TASK DETAILS: Below are the records. Gather each line that holds "icon".

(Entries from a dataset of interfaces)
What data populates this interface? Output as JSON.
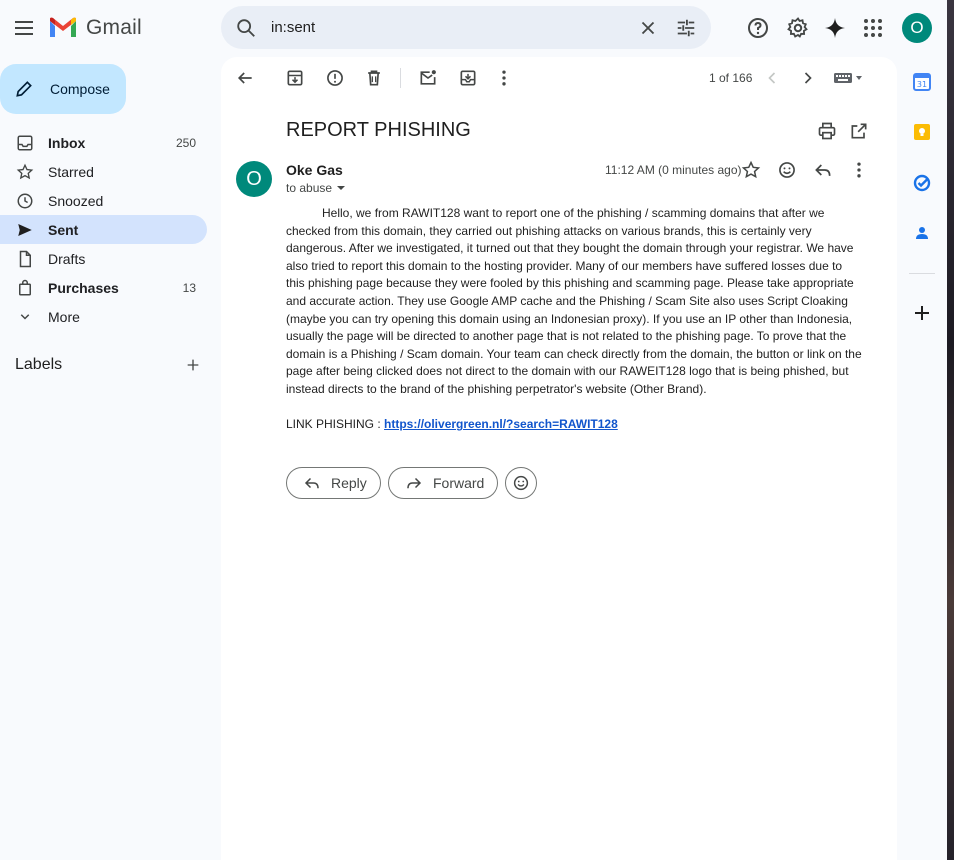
{
  "app": {
    "name": "Gmail",
    "account_initial": "O"
  },
  "search": {
    "query": "in:sent"
  },
  "compose": {
    "label": "Compose"
  },
  "nav": [
    {
      "label": "Inbox",
      "count": "250",
      "icon": "inbox-icon",
      "bold": true
    },
    {
      "label": "Starred",
      "count": "",
      "icon": "star-icon",
      "bold": false
    },
    {
      "label": "Snoozed",
      "count": "",
      "icon": "clock-icon",
      "bold": false
    },
    {
      "label": "Sent",
      "count": "",
      "icon": "send-icon",
      "bold": true,
      "active": true
    },
    {
      "label": "Drafts",
      "count": "",
      "icon": "draft-icon",
      "bold": false
    },
    {
      "label": "Purchases",
      "count": "13",
      "icon": "shopping-bag-icon",
      "bold": true
    },
    {
      "label": "More",
      "count": "",
      "icon": "chevron-down-icon",
      "bold": false
    }
  ],
  "labels": {
    "heading": "Labels"
  },
  "toolbar": {
    "pager": "1 of 166"
  },
  "message": {
    "subject": "REPORT PHISHING",
    "sender_initial": "O",
    "sender_name": "Oke Gas",
    "recipient": "to abuse",
    "time": "11:12 AM (0 minutes ago)",
    "body": "Hello, we from RAWIT128 want to report one of the phishing / scamming domains that after we checked from this domain, they carried out phishing attacks on various brands, this is certainly very dangerous. After we investigated, it turned out that they bought the domain through your registrar. We have also tried to report this domain to the hosting provider. Many of our members have suffered losses due to this phishing page because they were fooled by this phishing and scamming page. Please take appropriate and accurate action. They use Google AMP cache and the Phishing / Scam Site also uses Script Cloaking (maybe you can try opening this domain using an Indonesian proxy). If you use an IP other than Indonesia, usually the page will be directed to another page that is not related to the phishing page. To prove that the domain is a Phishing / Scam domain. Your team can check directly from the domain, the button or link on the page after being clicked does not direct to the domain with our RAWEIT128 logo that is being phished, but instead directs to the brand of the phishing perpetrator's website (Other Brand).",
    "link_label": "LINK PHISHING : ",
    "link_url": "https://olivergreen.nl/?search=RAWIT128"
  },
  "actions": {
    "reply": "Reply",
    "forward": "Forward"
  },
  "colors": {
    "brand_blue": "#c2e7ff",
    "active_nav": "#d3e3fd",
    "avatar": "#00897b",
    "link": "#1155cc"
  }
}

SOLUTION TO THE PROBLEM:
      "icon": "inbox-icon",
      "icon": "star-icon",
      "icon": "clock-icon",
      "icon": "send-icon",
      "icon": "draft-icon",
      "icon": "shopping-bag-icon",
      "icon": "chevron-down-icon",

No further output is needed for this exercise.